Walesa’s Rodney Dangerfield routine aside, the 1989 generation of Central European leaders has not always been overly fond of Obama. Walesa, along with several other former heads of state and prominent intellectuals, signed a public letter to Obama in 2009 urging him not to forget Central and Eastern Europe in the "reset" with Russia. Former Czech President Vaclav Havel has been openly critical of Obama on human rights issues, particularly his 2009 decision to postpone a meeting with the Dalai Lama.
Josh Rogin covers national security and foreign policy and writes the daily Web column The Cable. His column appears bi-weekly in the print edition of The Washington Post. He can be reached for comments or tips at email@example.com.
Previously, Josh covered defense and foreign policy as a staff writer for Congressional Quarterly, writing extensively on Iraq, Afghanistan, Guantánamo Bay, U.S.-Asia relations, defense budgeting and appropriations, and the defense lobbying and contracting industries. Prior to that, he covered military modernization, cyber warfare, space, and missile defense for Federal Computer Week Magazine. He has also served as Pentagon Staff Reporter for the Asahi Shimbun, Japan's leading daily newspaper, in its Washington, D.C., bureau, where he reported on U.S.-Japan relations, Chinese military modernization, the North Korean nuclear crisis, and more.
A graduate of George Washington University's Elliott School of International Affairs, Josh lived in Yokohama, Japan, and studied at Tokyo's Sophia University. He speaks conversational Japanese and has reported from the region. He has also worked at the House International Relations Committee, the Embassy of Japan, and the Brookings Institution.
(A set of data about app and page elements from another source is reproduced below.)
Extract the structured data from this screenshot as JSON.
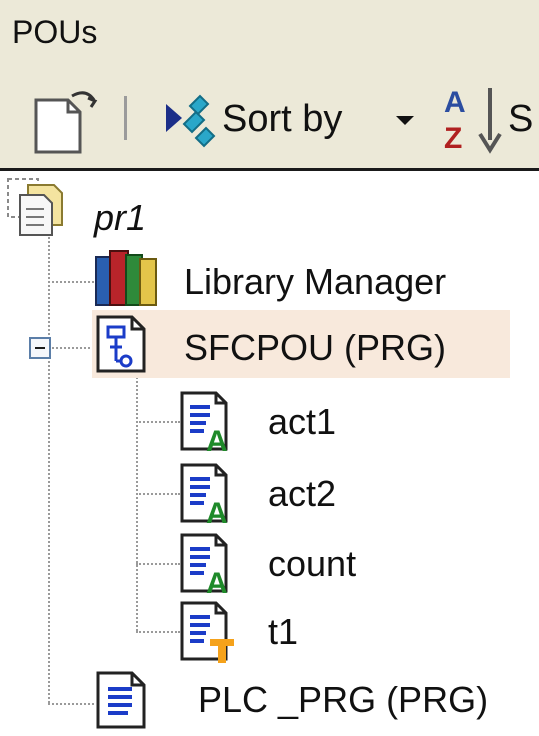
{
  "panel": {
    "title": "POUs"
  },
  "toolbar": {
    "new_icon": "new-document-icon",
    "sort_label": "Sort by",
    "sort_icon": "sort-icon",
    "sort_az_icon": "sort-az-icon",
    "truncated_label": "S"
  },
  "tree": {
    "root": {
      "label": "pr1",
      "icon": "project-icon"
    },
    "items": [
      {
        "label": "Library Manager",
        "icon": "library-books-icon"
      },
      {
        "label": "SFCPOU (PRG)",
        "icon": "sfc-program-icon",
        "expanded": true,
        "children": [
          {
            "label": "act1",
            "icon": "action-icon"
          },
          {
            "label": "act2",
            "icon": "action-icon"
          },
          {
            "label": "count",
            "icon": "action-icon"
          },
          {
            "label": "t1",
            "icon": "transition-icon"
          }
        ]
      },
      {
        "label": "PLC _PRG (PRG)",
        "icon": "program-icon"
      }
    ]
  },
  "colors": {
    "panel_bg": "#ece9d8",
    "selection": "#f8e9dc",
    "action_green": "#1f8a2a",
    "transition_orange": "#f5a21b"
  }
}
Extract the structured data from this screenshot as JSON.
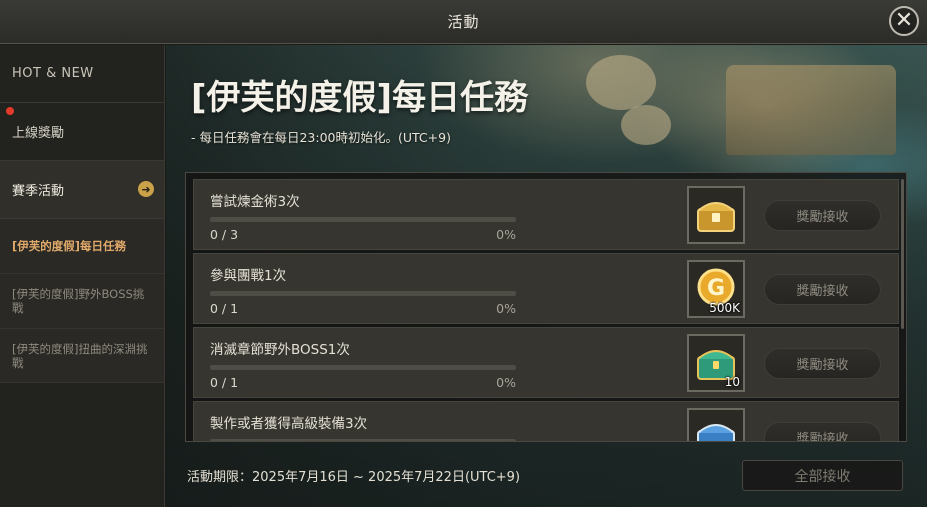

Josh's reporting has been featured on CNN, MSNBC, C-Span, CBS, ABC, NPR, WTOP, and several other outlets. He was a 2008-2009 National Press Foundation's Paul Miller Washington Reporting Fellow, 2009 military reporting fellow with the Knight Center for Specialized Journalism and the 2011 recipient of the InterAction Award for Excellence in International Reporting. He hails from Philadelphia and lives in Washington, D.C.| The Cable |